Other services such as the disability services team at my university were usually helpful in advocating for me and they produced a report on reasonable adjustments for me every semester – which included accommodations such as leniency if I had to miss seminars and lectures.
The challenges of my second year
My second year at university taught me a lot about how variable my PH can be. After a healthy first year, I didn’t sufficiently prepare for managing my condition in my second year.
Most students move into cheaper, private accommodation in their second and third years and I wanted to do likewise. It’s important to note that many universities like the University of Leeds do allow disabled students to retain their first-year accommodation for the duration of their degree if they apply to do so, and this is an option that in hindsight I should have taken.
Instead, I lived with friends in a flat a 25-minute walk away from campus. This walk, while not necessarily an issue on its own, when coupled with a series of unfortunate circumstances meant that I became quite ill.

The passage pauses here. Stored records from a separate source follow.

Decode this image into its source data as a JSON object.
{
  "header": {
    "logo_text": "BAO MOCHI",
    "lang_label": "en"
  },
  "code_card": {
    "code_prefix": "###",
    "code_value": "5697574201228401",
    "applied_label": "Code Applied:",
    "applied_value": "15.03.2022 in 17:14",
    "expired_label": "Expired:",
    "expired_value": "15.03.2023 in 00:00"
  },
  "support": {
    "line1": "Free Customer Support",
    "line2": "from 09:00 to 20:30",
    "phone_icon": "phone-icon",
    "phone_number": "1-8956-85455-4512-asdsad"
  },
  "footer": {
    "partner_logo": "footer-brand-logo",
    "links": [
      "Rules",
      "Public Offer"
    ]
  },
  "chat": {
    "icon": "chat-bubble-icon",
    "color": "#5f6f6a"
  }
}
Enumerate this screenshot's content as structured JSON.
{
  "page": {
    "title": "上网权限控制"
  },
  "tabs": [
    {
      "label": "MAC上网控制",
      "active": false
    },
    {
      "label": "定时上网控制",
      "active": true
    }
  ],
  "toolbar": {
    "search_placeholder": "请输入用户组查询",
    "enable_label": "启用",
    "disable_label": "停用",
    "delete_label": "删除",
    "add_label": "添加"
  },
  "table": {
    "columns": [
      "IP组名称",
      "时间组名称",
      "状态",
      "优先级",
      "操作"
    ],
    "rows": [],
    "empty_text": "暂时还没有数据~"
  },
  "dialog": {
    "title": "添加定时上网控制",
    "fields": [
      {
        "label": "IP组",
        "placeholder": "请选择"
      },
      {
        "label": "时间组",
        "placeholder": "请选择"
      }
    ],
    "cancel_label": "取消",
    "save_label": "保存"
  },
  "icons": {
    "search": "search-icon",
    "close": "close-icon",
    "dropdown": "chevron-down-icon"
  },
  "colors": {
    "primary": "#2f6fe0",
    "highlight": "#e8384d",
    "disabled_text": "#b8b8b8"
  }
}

The period of 2019-2020 in Leeds was extremely wet and the constant rain, coupled with the longer walk to campus, meant that I regularly had colds which stuck with me. In January 2020 I went under with a bad virus which stuck with me for five months.
Three courses of antibiotics and a steroid nasal spray later, I did recover but it was a long slog. The personal responsibility of cooking, shopping and generally looking after myself while still attending lectures and doing coursework meant that I never had a proper opportunity to stop and focus on getting better which probably prolonged my illness.

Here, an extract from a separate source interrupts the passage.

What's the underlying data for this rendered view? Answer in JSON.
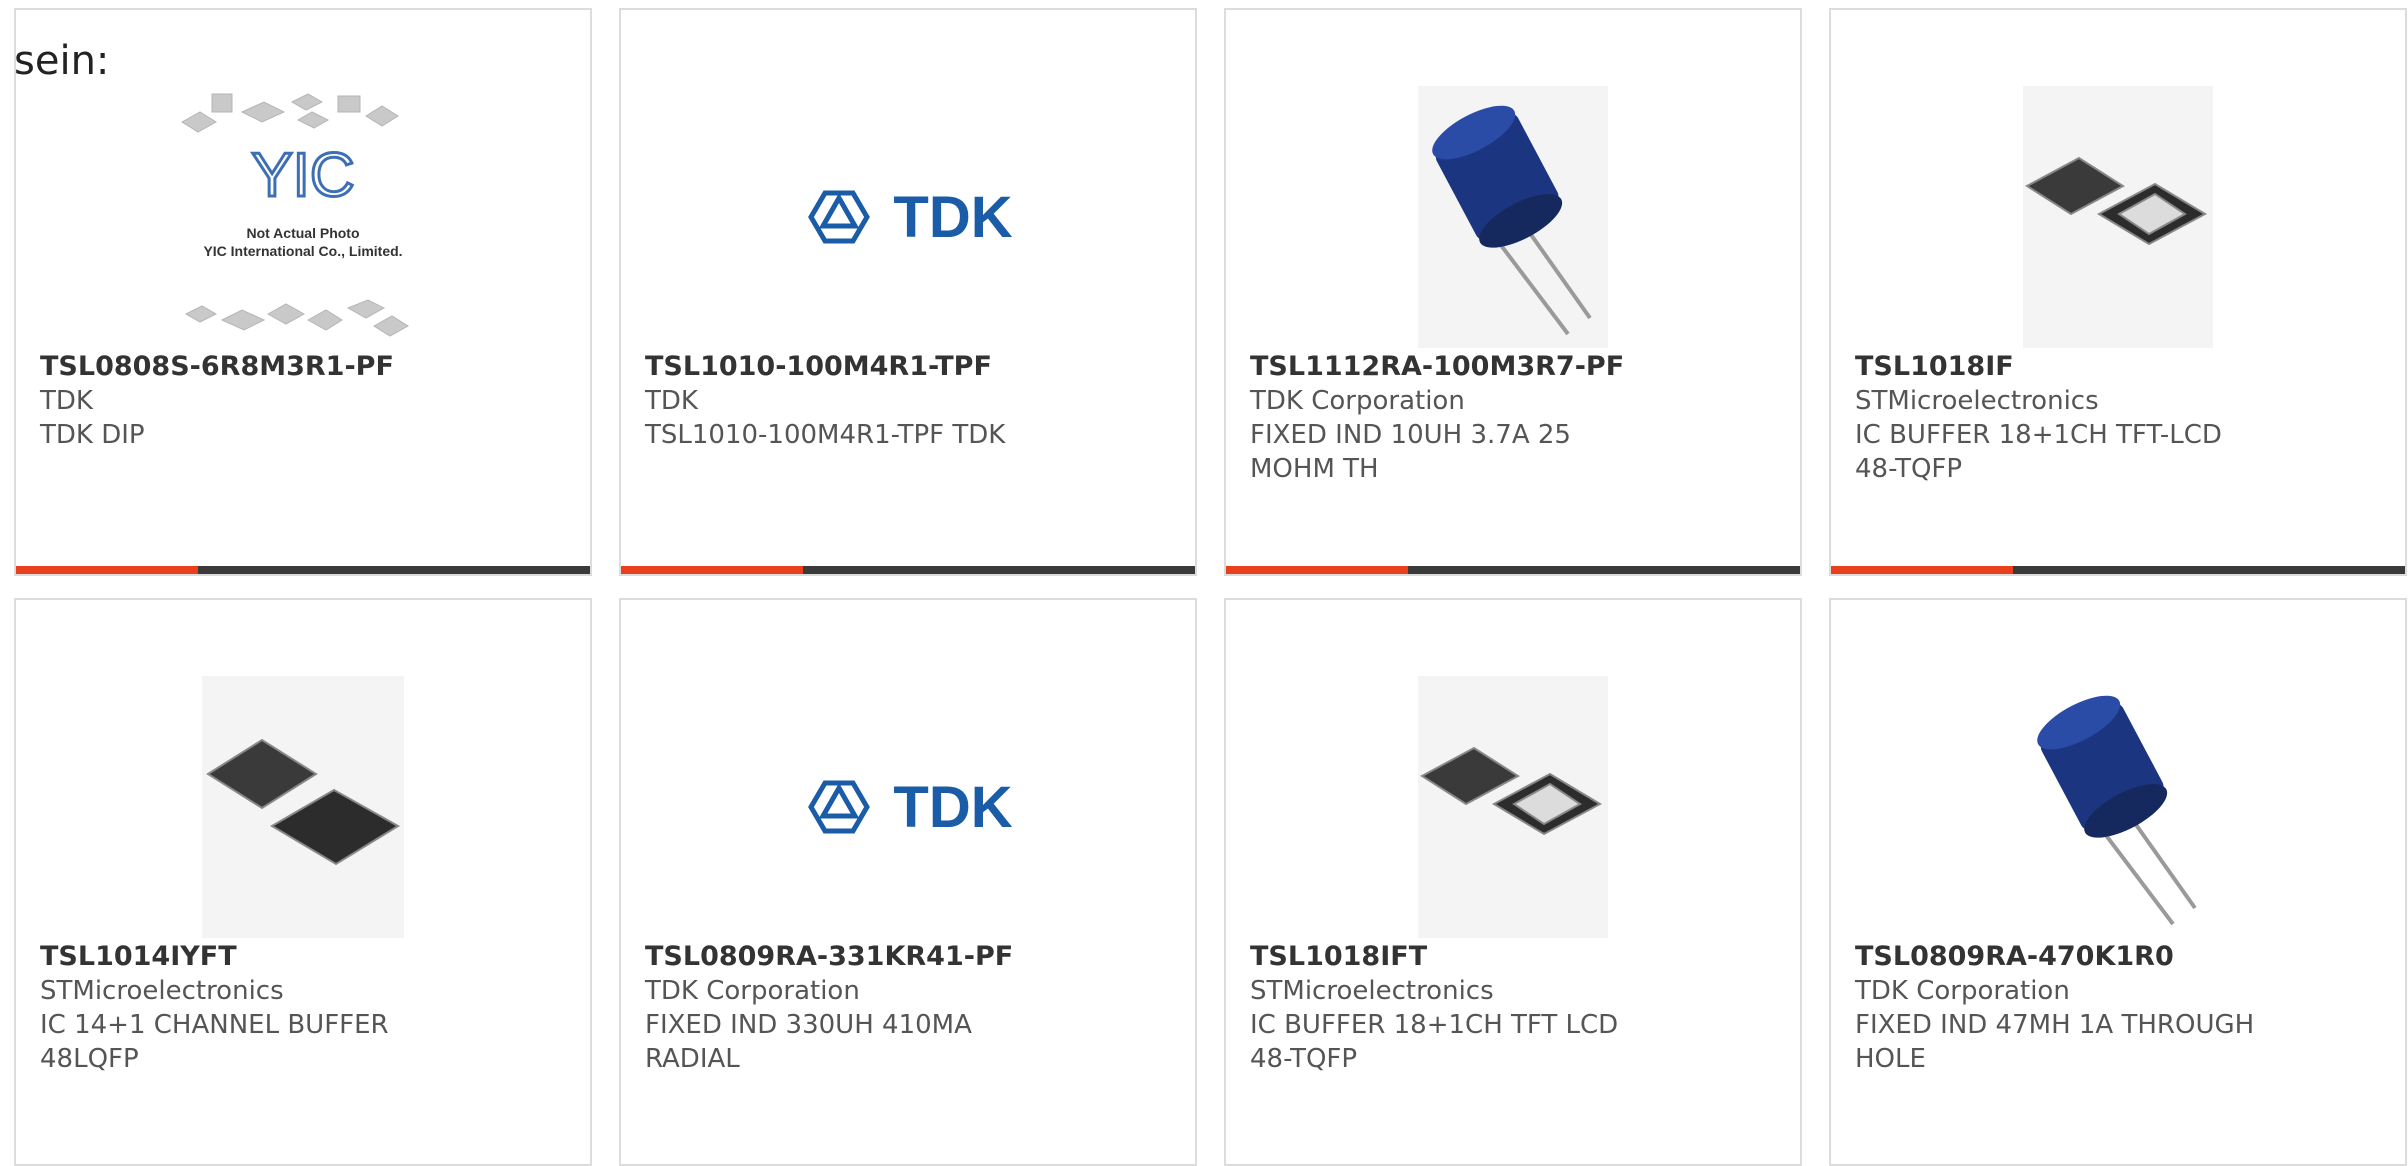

The lockdown measures in March came into place two weeks after my mum had demanded that I come home due to her fears about the virus preventing me from travelling home. I was very fortunate that I was able to come home and be looked after while finishing my second year.
Understanding my limits
My health issues have created in me a drive to do everything when I am well. This drive, however, can also prolong illness and create over-tiredness. After my healthy first year, where I had held down a part-time job alongside my studies and completed a sponsored run (at a walking pace) I had become overconfident about how much I could do.
For my second year I had signed up to do too much. These had been great opportunities and were doable when I was well but when I got sick, they became a burden that was very hard to shift. Heading into my third year, I shed a lot of responsibilities and limited the number of extracurricular activities I took on to prevent a repeat of my second year.
My final year was entirely online due to COVID-19. This presented new challenges but from a PH perspective the online working conditions were helpful. I had unfortunately signed for a flat for my final year when it was announced that teaching would take place online, but I mostly lived at home.
It has been interesting to see how the university plans to retain measures such as online teaching in the future and I’m pleased that this means more options for disabled students going forward. As I’ve begun to apply for jobs, I have also seen more remote positions being offered and flexible working options which I find encouraging.
In July, I graduated from the University of Leeds with a first class (hons) degree in English Literature. It has been a long process, made tougher to navigate at times due to my PH, but also something that I have found very rewarding.
As I move onto the next step, I feel that navigating studying and getting through the pandemic have prepared me for the future and the issues that can and do arise from my condition.
The biggest takeaway that I have is that preparation and mindfulness of your limits are the most useful things you can do to manage PH in a full-time study environment.